Someday Mara will learn of the untold heaps of candy that covered the dining room table, the pillowcases and shopping bags that we used to bring home full and dragging behind us on the ground at the end of a Halloween haul. It was like purse-seining for candy. She’ll learn that there was a time before the “Fun Size” marketing ploy that attempted to convince kids that less candy was more “fun”, a time when size spoke for itself and the size was a half-foot of Baby Ruth, Snickers, Three Muskateers, Mounds and Almond Joy, and Milky Way, and a full eight inches of Butterfinger. The boxes of Milk Duds and Junior Mints rattled with a plenum and gave our bags a satisfying noisiness. One packet of candy-corn would make you sick. Rare was the household within a half mile radius of our house that did not participate. Even if there was no pumpkin lit, there would be someone with a bowl of candy inside at almost every house. The only houses we skipped were those where the porchlight was dark, the signal for “no candy here”. We skipped the Godfrey’s at the bottom of our hill, too, because they gave apples every year and given the area we had to cover before curfew it just didn’t make sense to waste any time going up a driveway where you knew the payoff would be suboptimal.

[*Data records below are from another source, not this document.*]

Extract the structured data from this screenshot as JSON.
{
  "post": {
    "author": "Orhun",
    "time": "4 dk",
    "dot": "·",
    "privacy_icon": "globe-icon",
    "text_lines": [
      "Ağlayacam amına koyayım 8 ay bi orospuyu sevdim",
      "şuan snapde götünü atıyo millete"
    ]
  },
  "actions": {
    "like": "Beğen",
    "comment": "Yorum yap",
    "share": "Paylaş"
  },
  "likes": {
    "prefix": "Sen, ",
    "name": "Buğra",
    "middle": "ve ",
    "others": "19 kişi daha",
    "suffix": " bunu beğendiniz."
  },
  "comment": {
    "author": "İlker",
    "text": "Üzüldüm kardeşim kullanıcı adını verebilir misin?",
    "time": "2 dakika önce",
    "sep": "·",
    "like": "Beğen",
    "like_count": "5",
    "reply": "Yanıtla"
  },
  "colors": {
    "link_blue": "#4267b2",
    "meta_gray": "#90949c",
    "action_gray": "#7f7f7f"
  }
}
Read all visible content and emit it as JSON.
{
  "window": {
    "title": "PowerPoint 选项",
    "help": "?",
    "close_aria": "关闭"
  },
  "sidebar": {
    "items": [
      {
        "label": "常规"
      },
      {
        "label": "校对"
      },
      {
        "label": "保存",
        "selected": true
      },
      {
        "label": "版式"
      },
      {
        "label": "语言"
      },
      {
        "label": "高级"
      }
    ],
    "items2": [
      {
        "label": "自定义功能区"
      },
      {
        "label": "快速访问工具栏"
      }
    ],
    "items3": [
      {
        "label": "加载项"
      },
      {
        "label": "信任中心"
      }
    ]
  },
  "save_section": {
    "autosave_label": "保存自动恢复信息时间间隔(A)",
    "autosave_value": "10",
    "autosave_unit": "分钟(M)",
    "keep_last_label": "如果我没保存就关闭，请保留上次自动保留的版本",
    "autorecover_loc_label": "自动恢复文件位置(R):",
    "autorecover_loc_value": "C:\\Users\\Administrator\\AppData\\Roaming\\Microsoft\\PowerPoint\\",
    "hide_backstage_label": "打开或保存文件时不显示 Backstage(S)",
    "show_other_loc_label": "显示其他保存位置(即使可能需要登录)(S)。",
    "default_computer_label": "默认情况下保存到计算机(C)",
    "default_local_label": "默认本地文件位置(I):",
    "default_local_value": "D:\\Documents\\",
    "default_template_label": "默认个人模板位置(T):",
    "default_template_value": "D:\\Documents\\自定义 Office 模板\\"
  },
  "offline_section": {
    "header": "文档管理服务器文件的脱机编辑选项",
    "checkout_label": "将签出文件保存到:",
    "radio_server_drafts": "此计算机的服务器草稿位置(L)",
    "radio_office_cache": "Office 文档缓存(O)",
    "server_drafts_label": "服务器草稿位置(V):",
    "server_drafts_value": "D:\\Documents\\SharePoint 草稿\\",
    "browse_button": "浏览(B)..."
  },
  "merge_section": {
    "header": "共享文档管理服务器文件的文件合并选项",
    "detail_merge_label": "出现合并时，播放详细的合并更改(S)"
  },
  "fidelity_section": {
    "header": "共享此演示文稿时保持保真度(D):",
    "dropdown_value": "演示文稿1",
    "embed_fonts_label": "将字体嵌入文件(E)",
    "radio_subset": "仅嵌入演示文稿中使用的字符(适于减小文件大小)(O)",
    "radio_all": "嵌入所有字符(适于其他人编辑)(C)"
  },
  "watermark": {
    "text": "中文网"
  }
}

Things are not like that today. Aside from one, the bars were mostly Fun Size. A few were even those miniature Hershey bars so small that you’d never find it again if you dropped it on an Oriental rug. We had to walk past many dark porches tonight in Wallingford. Those who are available generally make it very obvious. Latona Avenue has a few houses with ghosts sprouting from the chimneys and spooky lights and decorations all over the front walkway. One man on 6th, down next to the freeway, puts up a warehouse full of brightly lit and sound-accompanied stuff for every holiday. But these are few and far between. We walked our kids around for an hour. We visited Tina, an old German lady who is kind to stray cats and whom we have known since we moved into this neighborhood ten years ago.


A pretty pink party setting out for confectionary wealth. They have no idea.

Mara considered it quite a satisfactory night to have her little round plastic pumpkin a third full. Dumped on the dining room table, the take barely disturbed the pattern of the table cloth, and yet we were glad it wasn’t more. Mara accepts the fact that she will get to pig out tomorrow — one day of suspended dental health policy — and then we’ll get rid of the rest. She cherishes the getting, but she is not too upset about the not having. She understands that this stuff is poison. It makes me gag to think of the spoils I brought home, and which, if I recall correctly, I smacked away at for days and weeks, to the consternation of my good parents (but what could they do? You could regulate daily intake in those days to spread out the damage, I think, but social custom had not yet begun to allow wholesale pitching of the booty).

Someday she will learn about the good ol’ days. I hope she’ll make a face and say, “yelcchhh. I feel so sorry for you guys”, but I rather suppose she’ll say something quite else.


Lily and Mica, at top of stairs, lead the way as Mara and Gwyneth race to catch up. The man came to the door in a mask that sent Mara and Gwyneth practically tumbling back down the stairs to get away.


The Great Seattle Gargoyle Hunt